The banking CD, or certificate of deposit, is a simple but helpful way to create financial security for the future. As a money market instrument, the interest rate earned on a banking CD is based on current money market rates. Many consider the bank certificate of deposit one of the safest investment opportunities available today.
Setting up a banking CD involves depositing money in a particular account with a banker. This deposit stays in the account until a pre-determined maturity date is reached. In exchange for leaving the money in the CD account until maturity, the bank applies a specific or fixed interest rate to the deposited funds. It is possible to create a banking CD with a term of between one and five years.
Most banks will impose severe penalties if the depositor chooses to withdraw funds from the CD account before the due date. Sentences are often enough to offset the returns that would have been realized if the banking CD had remained in place until maturity. This process encourages investors to leave the banking CD unless an emergency arises.
Once the maturity date is reached, investors have several options. One option is to transfer the accrued interest to a savings or checking account and renew the CD for another period. The second approach is to reinvest principal and interest for another interest-bearing period. Finally, the investor can receive both principal and accrued interest in cash or as a funds transfer to an existing account. It is essential to remember that taxes are usually due on any funds generated from the banking CD and possibly on the principal if that balance has been used as a deduction in previous years.
Banks and investors can benefit from creating a banking CD rather than simply depositing the funds into a standard savings account. Since there is a maturity period that allows the bank to use these funds for an extended period, banking CD rates are usually higher than the amount of interest that can be earned with a savings account. Banks are given reasonable assurance that funds will remain in possession of the bank for an extended period. At the same time, a depositor can withdraw funds from a savings account at any time.
A banking CD is a much better option than a savings account for anyone who has a sum of money that will not be needed for the foreseeable future and wants to earn a higher interest rate. Although they do not generate returns comparable to bonds or stock options, banking CD rates offer a decent return with a much lower level of risk. This makes the banking CD an attractive savings tool for people who are very conservative with their money.
How does a banking CD work?
Opening a banking CD is similar to opening a standard bank deposit account. The difference is what you agree to when you sign on the dotted line (even though that signature is now digital). After going around the market and identifying the banking CD(s) you will open, the procedure will lock you into a quadruple circle.
Interest rate: Locked-in rates are a plus in that they provide a transparent and predictable return on your deposit for a given period.
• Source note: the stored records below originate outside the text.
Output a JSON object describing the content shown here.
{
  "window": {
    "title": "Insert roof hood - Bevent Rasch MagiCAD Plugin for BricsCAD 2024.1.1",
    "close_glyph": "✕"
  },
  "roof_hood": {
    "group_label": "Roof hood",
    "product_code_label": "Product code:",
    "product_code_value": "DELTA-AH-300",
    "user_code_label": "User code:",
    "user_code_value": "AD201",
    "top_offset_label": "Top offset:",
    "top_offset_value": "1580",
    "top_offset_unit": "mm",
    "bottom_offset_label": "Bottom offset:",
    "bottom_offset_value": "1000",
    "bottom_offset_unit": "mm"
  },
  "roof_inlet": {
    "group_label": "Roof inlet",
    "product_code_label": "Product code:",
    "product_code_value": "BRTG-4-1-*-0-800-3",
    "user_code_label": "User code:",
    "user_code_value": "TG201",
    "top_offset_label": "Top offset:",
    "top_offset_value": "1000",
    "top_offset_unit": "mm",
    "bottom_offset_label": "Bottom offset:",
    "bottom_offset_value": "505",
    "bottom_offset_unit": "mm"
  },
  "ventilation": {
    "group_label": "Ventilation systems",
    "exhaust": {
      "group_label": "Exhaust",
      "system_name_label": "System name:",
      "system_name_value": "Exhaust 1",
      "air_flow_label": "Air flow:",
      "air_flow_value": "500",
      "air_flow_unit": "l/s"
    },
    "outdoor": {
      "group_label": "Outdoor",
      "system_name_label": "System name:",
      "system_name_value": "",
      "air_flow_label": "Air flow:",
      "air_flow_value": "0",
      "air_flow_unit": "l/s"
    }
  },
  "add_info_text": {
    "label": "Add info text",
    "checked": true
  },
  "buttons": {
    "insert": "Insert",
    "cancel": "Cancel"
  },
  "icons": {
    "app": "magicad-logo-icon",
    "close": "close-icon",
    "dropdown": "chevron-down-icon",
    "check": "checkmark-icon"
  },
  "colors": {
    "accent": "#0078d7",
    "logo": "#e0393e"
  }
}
The bank cannot change the rate later, reducing your income. On the other hand, a fixed yield can hurt you if rates rise significantly afterwards and you have lost the opportunity to take advantage of higher-paying bank CDs.
The Term: This is the period you agree to leave your funds deposited to avoid any penalties (e.g. six month CD, one-year CD, 18-month CD, etc.) The term ends on the “date Maturity” when your banking CD has fully matured, and you can withdraw your funds without penalty.
Principal: Except for certain specialized CDs, this is the amount that you agree to deposit when the CD is opened.
The institution: The bank or credit union where you open your banking CD will determine aspects of the deal, such as early withdrawal (EWP) penalties and whether your banking CD will be automatically reinvested if you don’t give further instructions. At the time of maturity.
Once your banking CD is set up and funded, the bank or credit union will operate it like most other deposit accounts, with monthly or quarterly statement periods, paper or electronic statements, and usually interest payments. Monthly or quarterly deposits will compound interest on your CD balance.
How is income from Bank CDs taxed?
When you hold a bank CD, the bank regularly charges interest on your account. This transaction is usually monthly or quarterly and will appear on your account statements as earned interest. Just like interest paid on a savings or money market account, it will accrue and be reported to you in the new year as interest earned, so you can report it as income when you your tax return.
Sometimes people need clarification because they cannot withdraw and use these interests. They, therefore, expect to be taxed on this income when they start the funds from the bank CD at maturity (or sooner if they cash them in early). This is not the case. For tax reporting purposes, your bank CD earnings are taxed when the bank allocates them to your account, regardless of when you withdraw your bank CD funds.